An acute coronary syndrome is an emergency: a coronary vessel is occluded or severely narrowed and a life-threatening ischemia of the heart may occur. The patients experience pain, dyspnoea and severe chest tightness. In the emergency department, an electrocardiogram (ECG) will first be recorded. If ST-segment elevation is present, a ST-segment elevation myocardial infarction is evident and a coronary angiography is immediately carried out to identify and reopen the occluded coronary artery.
If ST-segment elevation is not present on the ECG, a non-ST-elevation acute coronary syndrome (NSTE-ACS) is suspected and blood is taken from the patient to determine a cardiac biomarker, i.e. high-sensitive troponin. If this cardiac biomarker is elevated, a non-ST-segment elevation myocardial infarction is diagnosed. Whereas, if the troponin is not elevated, unstable angina pectoris is diagnosed. The guidelines recommend an early invasive catheter intervention within 24 hours after hospitalization for high-risk patients with NSTE-ACS.
The recommendation is based on several studies showing that an early coronary angiography shortens the duration of hospitalization and symptoms of a cardiac ischemia do not recur as often. These studies were, however, too small to draw a definitive conclusion if the timing of coronary angiography also influences the death rate.
High-risk patients profit

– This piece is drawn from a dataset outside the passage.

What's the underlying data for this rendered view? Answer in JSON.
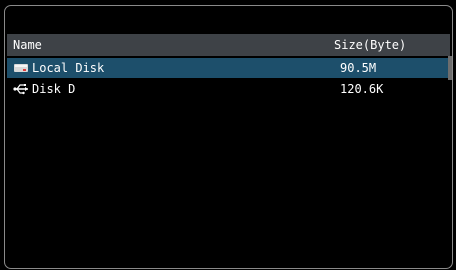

Dr. Alexander Jobs, DZHK researcher at the University Medical Center Schleswig-Holstein and at the University of Lübeck, together with colleagues at the Munich partner site, and the Leipzig Heart Center, has now discovered with a comprehensive meta-analysis that an early coronary angiogram may reduce the number of deaths in four high-risk groups of patients with NSTE-ACS. These include patients who are either above the age of 75, have diabetes, have elevated cardiac biomarker values at admission, or have a high point value in a risk score. Whereas, if all 5,324 patients examined with NSTE-ACS are taken into consideration, the early intervention, in comparison to the coronary angiogram at a later point in time, did not reduce the death rate. The data for the analysis come from eight studies. Unlike previous meta-analyses on this topic, Jobs and his colleagues were able to analyse individual patient data of the individual studies within the scope of a scientific cooperation. Furthermore, longer follow-up periods were available. “As a result, our analysis became more statistically powerful and we were able to analyse sub-groups for the first time”, explains the resident physician of the University Heart Center Lübeck. Since the statement regarding the high-risk groups is based on the evaluation of such sub-groups and therefore exploratory in nature, the scientists are currently planning a large randomized study to confirm these explorative results.
For the publication of the meta-analysis in The Lancet, Jobs received the publication prize of the Interventional Cardiology Research Group (AGIK) of the German Cardiac Society (DGK) e. V.
Optimal timing of an invasive strategy in patients with non-ST-elevation acute coronary syndrome: a meta-analysis of randomised trials. Jobs A, Mehta SR, Montalescot G, Vicaut E, Van't Hof AWJ, Badings EA, Neumann FJ, Kastrati A, Sciahbasi A, Reuter PG, Lapostolle F, Milosevic A, Stankovic G, Milasinovic D, Vonthein R, Desch S, Thiele H. Lancet. 2017 Aug 19;390(10096):737-746. DOI: http://dx.doi.org/10.1016/S0140-6736(17)31490-3
Contact: Christine Vollgraf, Public Relations Officer, German Centre for Cardiovascular Research (DZHK), phone: +49 30 3456 529 02, presse(at)dzhk.de
Dr. Alexander Jobs, II. Department of Medicine, Cardiology, Angiology, Intensive Care Medicine, University Medical Center Schleswig-Holstein, University Heart Center Lübeck, alexander.jobs(at)uksh.de